Relying on just what seems best to us does not mean we will enjoy the best life God has planned for us. The life God has planned for us has nothing to do with income and possessions, and everything to do with purpose and significance. We can give our lives away chasing after the "American Dream" and in the end look back on our lives and be disappointed. Regret occurs in our lives, not because we didn't buy the right things, but because we didn't pursue our purpose.
Here is the shocker: the best life is found on the most difficult path. We need to remember that Jesus did not die to make our lives comfortable and secure, rather Jesus died to make us truly alive! There is a huge difference between existing in the "good life" and living the "full life." Don't merely opt for what seems most advisable and desirable to you, but pursue what God offers, even if it takes you very far from home.
Proverbs 14:12 reads; There is a path before each person that seems right, but it ends in death (NLT). In life we all have a path that seems to be right, that seems to be the path of good, but which only leads to regret and death. With our limited knowledge we can spend a life time trying to "live life to fullest" and in the process waste that life we wanted to cherish.
I think a good example of this is Ernest Hemingway. From the time of his boyhood in Oak Park, Illinois, to those teenage summers in northern Michigan, he went after everything that life offered. He became a reporter for the Kansas City Star, served as an ambulance driver in World War I, spent years in Europe, and was intimately involved in the Spanish civil way. In whatever Hemingway did sports, warfare, romance he went for all of it. And, of course he was brilliant. He was a man who did it all.

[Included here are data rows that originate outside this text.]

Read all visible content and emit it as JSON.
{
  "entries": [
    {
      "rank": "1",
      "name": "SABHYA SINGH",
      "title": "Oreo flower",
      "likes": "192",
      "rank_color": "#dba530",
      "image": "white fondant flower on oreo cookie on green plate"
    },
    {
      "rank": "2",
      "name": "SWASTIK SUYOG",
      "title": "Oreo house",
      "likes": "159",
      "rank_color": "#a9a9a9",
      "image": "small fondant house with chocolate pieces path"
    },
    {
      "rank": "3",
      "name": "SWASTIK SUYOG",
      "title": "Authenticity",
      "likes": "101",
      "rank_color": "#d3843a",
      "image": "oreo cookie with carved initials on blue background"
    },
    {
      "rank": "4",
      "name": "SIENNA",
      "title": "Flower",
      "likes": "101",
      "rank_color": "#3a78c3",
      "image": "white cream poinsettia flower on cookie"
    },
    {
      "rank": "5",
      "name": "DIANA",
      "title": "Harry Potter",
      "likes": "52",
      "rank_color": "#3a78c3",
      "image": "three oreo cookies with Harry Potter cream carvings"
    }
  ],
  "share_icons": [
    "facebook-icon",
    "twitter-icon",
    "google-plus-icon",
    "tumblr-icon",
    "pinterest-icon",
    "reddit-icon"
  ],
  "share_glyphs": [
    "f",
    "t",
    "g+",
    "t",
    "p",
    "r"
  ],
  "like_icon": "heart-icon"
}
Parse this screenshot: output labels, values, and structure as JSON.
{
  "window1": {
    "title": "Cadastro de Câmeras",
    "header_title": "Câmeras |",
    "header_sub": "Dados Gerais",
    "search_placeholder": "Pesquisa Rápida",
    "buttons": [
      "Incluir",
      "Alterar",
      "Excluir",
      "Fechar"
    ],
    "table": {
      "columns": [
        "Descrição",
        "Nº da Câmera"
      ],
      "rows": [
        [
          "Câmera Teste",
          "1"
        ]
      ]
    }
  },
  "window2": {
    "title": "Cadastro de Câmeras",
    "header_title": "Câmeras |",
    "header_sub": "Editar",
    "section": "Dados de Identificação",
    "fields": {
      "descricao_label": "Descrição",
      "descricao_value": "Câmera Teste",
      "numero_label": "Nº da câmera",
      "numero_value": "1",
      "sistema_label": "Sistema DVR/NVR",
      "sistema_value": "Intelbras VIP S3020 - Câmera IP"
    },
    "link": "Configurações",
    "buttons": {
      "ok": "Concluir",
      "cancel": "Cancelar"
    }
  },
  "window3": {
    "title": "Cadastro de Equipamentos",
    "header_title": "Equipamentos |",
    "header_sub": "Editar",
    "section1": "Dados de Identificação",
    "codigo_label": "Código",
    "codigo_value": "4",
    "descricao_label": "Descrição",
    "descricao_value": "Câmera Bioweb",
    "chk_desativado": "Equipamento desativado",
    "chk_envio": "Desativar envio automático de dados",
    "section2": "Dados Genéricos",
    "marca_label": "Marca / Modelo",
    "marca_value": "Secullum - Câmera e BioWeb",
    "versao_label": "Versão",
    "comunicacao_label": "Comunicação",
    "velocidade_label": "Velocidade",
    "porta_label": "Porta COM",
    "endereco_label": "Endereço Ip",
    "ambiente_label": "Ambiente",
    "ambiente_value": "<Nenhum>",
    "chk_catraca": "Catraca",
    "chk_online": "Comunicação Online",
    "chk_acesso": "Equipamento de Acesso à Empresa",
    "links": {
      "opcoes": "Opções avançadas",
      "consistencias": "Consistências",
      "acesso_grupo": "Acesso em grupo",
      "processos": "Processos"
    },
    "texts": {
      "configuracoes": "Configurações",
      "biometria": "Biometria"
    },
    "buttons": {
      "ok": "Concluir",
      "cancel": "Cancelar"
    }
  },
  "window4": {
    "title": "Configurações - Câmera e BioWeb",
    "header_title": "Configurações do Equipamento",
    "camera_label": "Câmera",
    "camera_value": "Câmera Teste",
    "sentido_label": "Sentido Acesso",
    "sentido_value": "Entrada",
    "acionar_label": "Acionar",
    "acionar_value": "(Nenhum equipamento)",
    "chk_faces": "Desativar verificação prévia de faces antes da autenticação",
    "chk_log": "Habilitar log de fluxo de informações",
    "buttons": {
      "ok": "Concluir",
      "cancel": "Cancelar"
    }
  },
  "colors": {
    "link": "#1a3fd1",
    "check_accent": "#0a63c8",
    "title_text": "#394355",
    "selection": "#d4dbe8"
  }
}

Carlos Baker wrote these words about Hemingway's final moments:
Sunday morning dawned bright and cloudless. Ernest awoke early as always. He put on the red Emperor's robe and padded softly down the carpeted stairway. The early sunlight lay in pools on the living room floor. He had noticed that the guns were locked up in the basement. But the keys, he well knew, were on the window ledge about the kitchen sink. He tiptoed down the basement stairs and unlocked the storage room. It smelled dank as a grave. He chose a double-barreled shotgun with a tight choke.; He had used it for years of pigeon shooting. He took some shells from one of the boxes in the storage room, closed and locked the door, and climbed the basement stairs. If he saw the bright day outside, it did not deter him. He crossed the living room to the front foyer, a shrinelike entryway, five feet by seven, wit oak-paneled walls and floor of linoleum tile, He slipped in two shells, lowered the gun butt carefully to the floor, leaned forward, pressed the twin barrels against his forehead just above the eyebrows and tripped both triggers (Ernest Hemingway: A Life Story).
Hemingway is an extreme example, not only in the way he ended his life, but also the gusto that he what he wanted. For all his effort to live life Hemingway seemed to have missed it. His life ended with depression and illness that made life seem not to be worth living any longer.
When we live our lives by doing what we think is best we end up missing the best God has planned for us. Instead of finding life we only discover death. Life is only found in listening to God and following Jesus Christ. One of my favorite verses is Acts 20:24. Here Luke is explaining about the Apostle Paul's decision to go to Jerusalem, even though all of Paul's friends and companions have told him not to go. They know that what waits Paul in Jerusalem is nothing but persecution and prison. Paul reminds the Ephesian Elders, who are with him, all that he has done and the mission God has given to him. Then Paul says; But my life is worth nothing unless I use it for doing the work assigned me by the Lord Jesus‚the work of telling others the Good News about God's wonderful kindness and love (NLT). The value Paul found in life did not come for his ambitions and desires, but rather it was found in his relationship with God. It was this relationship which gave Paul's life meaning, the reason he had endured hardships in the past, and the reason he headed off to face persecution now. Paul lived his "life to the fullest," not doing what seemed best to him, but doing the work God had given him to do.
You can try to find the "good life" by doing what seems best to you, or you can find the "full life" by following Jesus. Those are your two options, but know before hand that only one leads to true life. Jesus told him, I am the way, the truth, and the life. No one can come to the Father except through me (John 14:6; NLT).